Once the fire was lit, I crawled into that space. I felt a sense of peace and joy. I sat in the rock ledge, watching the snowfall. I was warm and cozy in a cocoon of rock, with the heat from the fire, and I had put it up in a matter of minutes.

The truth is, that shelter can be put up faster than most backpackers could set up their tent and camp. Even in a tent, most people would be uncomfortable with such low temperatures and snow. The reflector rock made all the difference. It is set up outside the cave, and the fire is then built on the inside of the wall. The wall contains the heat in the cave and can easily add twenty to thirty degrees of warmth to the space.

The evening was made even more blissful now that I had restored purpose to my journey.



In the wild, the demands are immediate and constant, and I am the only one who can guard myself against the danger.

Sure, cities are full of dangers, but much of modern society is consumed by guarding against these dangers. People protect themselves with everything from proper shoes to safer cars to door locks for their homes. Houses are insulated against cold, and air-conditioning and heat provide comfort and safety.

When these people venture out into the wild, they strive to reach the point where they feel at one with nature. They go backpacking or hiking because they want to leave their houses. Yet most go on a shopping spree at the REI store and stuff their backpacks full of gear because they are so afraid that if they don’t have these things, they will not be able to survive.

I also often hear about people in the wild being scared of the animals. Dealing with wild animals is rooted in respecting them and their environment. They sense someone who respects their land.

Once I was in the backcountry and a mountain lion spotted me. It just stopped and stared. Then it began moving its head rhythmically from side to side, like a Michael Jackson maneuver in slow motion. It kept staring intently into my eyes. At that point, I felt like there was a soul exchange, that we were both reading each other. That mountain lion was like a brother, if you will, and it felt as though we had a mutual understanding that he wouldn’t hurt me if I didn’t hurt his land.
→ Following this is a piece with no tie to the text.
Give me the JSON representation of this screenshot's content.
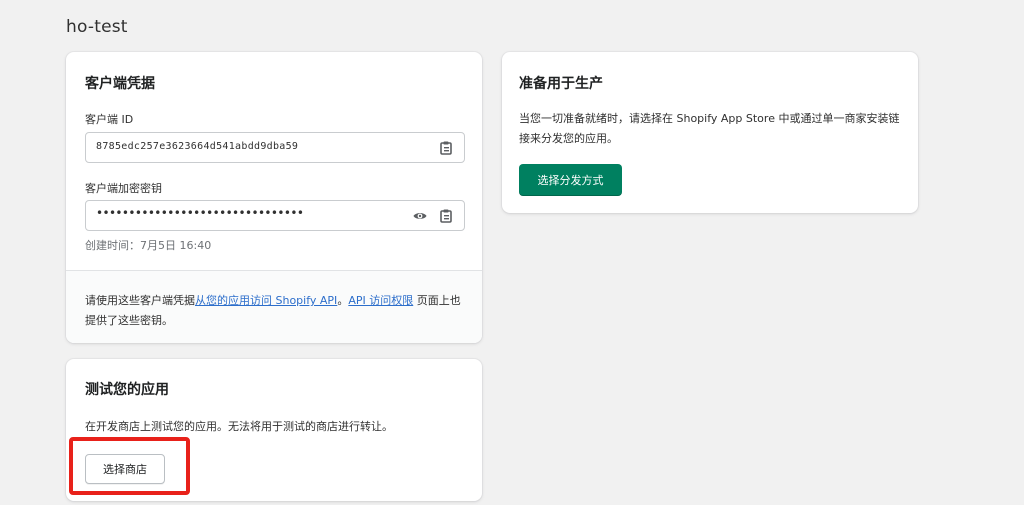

The demands of the wild can be unpredictable and sometimes life threatening, but I am finding that dangerous situations can be handled in different ways. I try to avoid putting myself in danger, but that is not always possible.